Recall a prior post where I talked about the downside of an aborted marriage – where the elephant looks elsewhere – and then becomes your largest competitor.  Playing hard to get can – and does at times – result in a great opportunity to reap financial rewards turning into a nightmare (recall Yahoo turning down Microsoft’s $33 per share offer). Green Buffalo Down Wind DH

It’s always comes off a bit crass, and less a technology industry saying then wall street, but it’s still very true – “ pigs get fat, hogs get slaughtered”.


I am soon off on five weeks’ vacation – on a boat where I am totally disconnected from the net.  That said, this post was on a delayed trigger, so I have already been gone for two weeks – and will be back in just another three weeks.  There is also some chance I’ll write another post in the next few days before I get on the boat so there will be just a two week gap in my postings.  Time will tell.  So see you (virtually) in early August – when I hope to cover the next chapter in Marrying the Elephant – “The Wedding”.

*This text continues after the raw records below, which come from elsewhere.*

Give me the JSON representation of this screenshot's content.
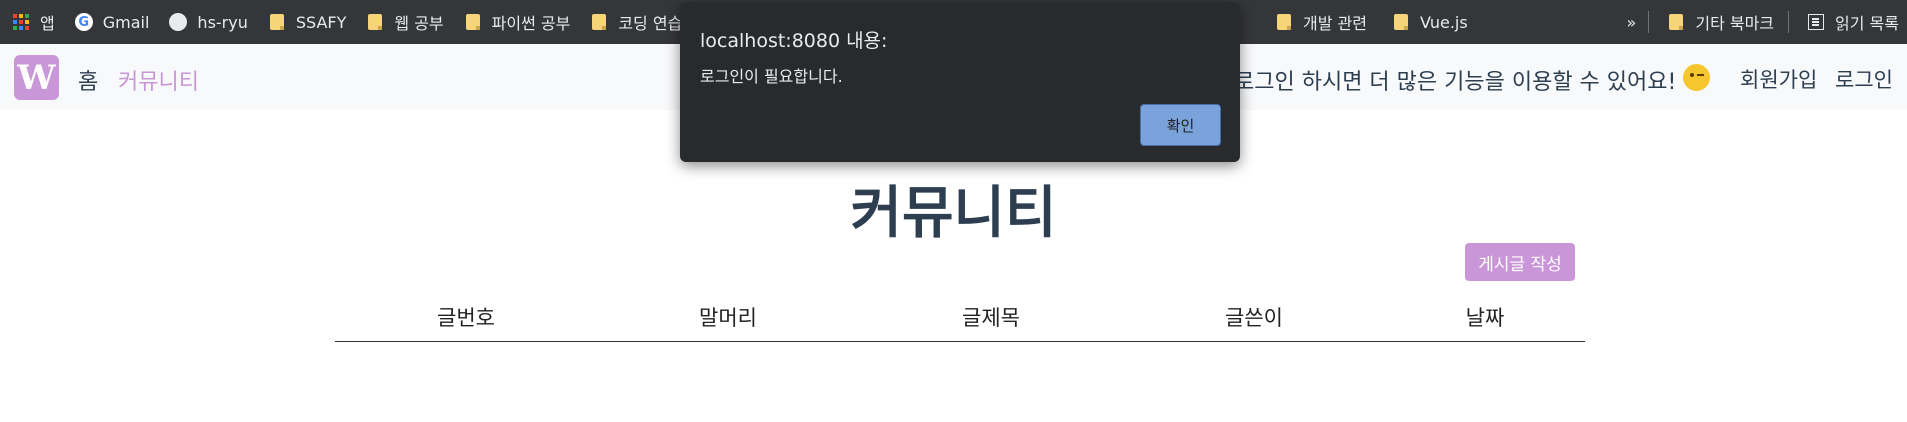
{
  "bookmarks": {
    "items": [
      {
        "label": "앱",
        "icon": "apps-grid-icon"
      },
      {
        "label": "Gmail",
        "icon": "google-icon"
      },
      {
        "label": "hs-ryu",
        "icon": "github-icon"
      },
      {
        "label": "SSAFY",
        "icon": "folder-icon"
      },
      {
        "label": "웹 공부",
        "icon": "folder-icon"
      },
      {
        "label": "파이썬 공부",
        "icon": "folder-icon"
      },
      {
        "label": "코딩 연습",
        "icon": "folder-icon"
      },
      {
        "label": "개발 관련",
        "icon": "folder-icon"
      },
      {
        "label": "Vue.js",
        "icon": "folder-icon"
      }
    ],
    "overflow": "»",
    "other_bookmarks": "기타 북마크",
    "reading_list": "읽기 목록"
  },
  "nav": {
    "logo": "W",
    "home": "홈",
    "community": "커뮤니티",
    "message": "로그인 하시면 더 많은 기능을 이용할 수 있어요!",
    "signup": "회원가입",
    "login": "로그인"
  },
  "main": {
    "title": "커뮤니티",
    "write_button": "게시글 작성",
    "columns": [
      "글번호",
      "말머리",
      "글제목",
      "글쓴이",
      "날짜"
    ]
  },
  "dialog": {
    "title": "localhost:8080 내용:",
    "message": "로그인이 필요합니다.",
    "ok": "확인"
  },
  "colors": {
    "accent": "#c997d8",
    "text": "#2c3e50",
    "dialog_bg": "#292a2d",
    "dialog_button": "#7aa2db"
  }
}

Elephants, Revolutions, and Innovation

I was talking to one of my team the other day about a presentation they were going to give to several Autodesk partners.  The presentation was about a few new Autodesk Cloud technologies that are creating new opportunities for partners to leverage Autodesk technology in very different ways then in the past with our desktop platforms.  All goodness – a typical day for one of my team members – evangelizing Autodesk technology to innovators and entrepreneurs.

 But then came the “what!?”

When talking to partners about Autodesk technology we also usually give some guidance on where we are headed in the future – so partners can invest “appropriately” having some idea where Autodesk is headed – so they can make an informed decision if they want to invest in front of (risking getting stepped on but also where the largest opportunities may be - and then there is always that M&A possibility) or beside Autodesk.  My team member had created a presentation on where Autodesk was headed – including recommendations on where they shouldn’t invest because “Autodesk was doing that”. 

This got my attention.Evolution

It assumes Autodesk is omniscient – we know exactly what customers want now and in the future.  And assumes we know everything Autodesk is going to develop over the next few years.  Of course this is just not true.  No one has a crystal ball.  None of us knows exactly what customers will want and need – and none of us knows what the next big thing will be (or when there will be a next big thing).  We all do our best and make educated decisions and investments – but there is always uncertainty.

So I told my staff member – and most of my staff – we need to be careful not to fall into this “trap” of thinking because we are a major presence in our industry, we have some sort of “special ability” to foresee the future.  In an evolutionary environment, where most improvements in technology are incremental, it’s easy to start believing one does know the future.

But that is not today.Revolution 

Cloud and Mobile technology has us all in a revolutionary disruptive environment.  Uncertainty is high. Innovation is high.  This is a time recommending what someone else should not do – as if one really knows the future – is just plain silly if not hubris.

So what does this mean to an innovator that is considering dancing with the elephant?  In a disruptive technology environment, you are most valuable to the elephant.  You have the most value – and leverage – with elephants when technology changes are revolutionary – not just evolutionary. 

So what condition are your business and software development plans in - to leverage Cloud and Mobile technologies?  Are you positioning your business (whether existing or about to start-up) to have maximum value to your partners – the elephants?

Next week…

Back to our “Marrying the Elephant” thread with “The Pro’s and Con’s of Playing Hard to Get”.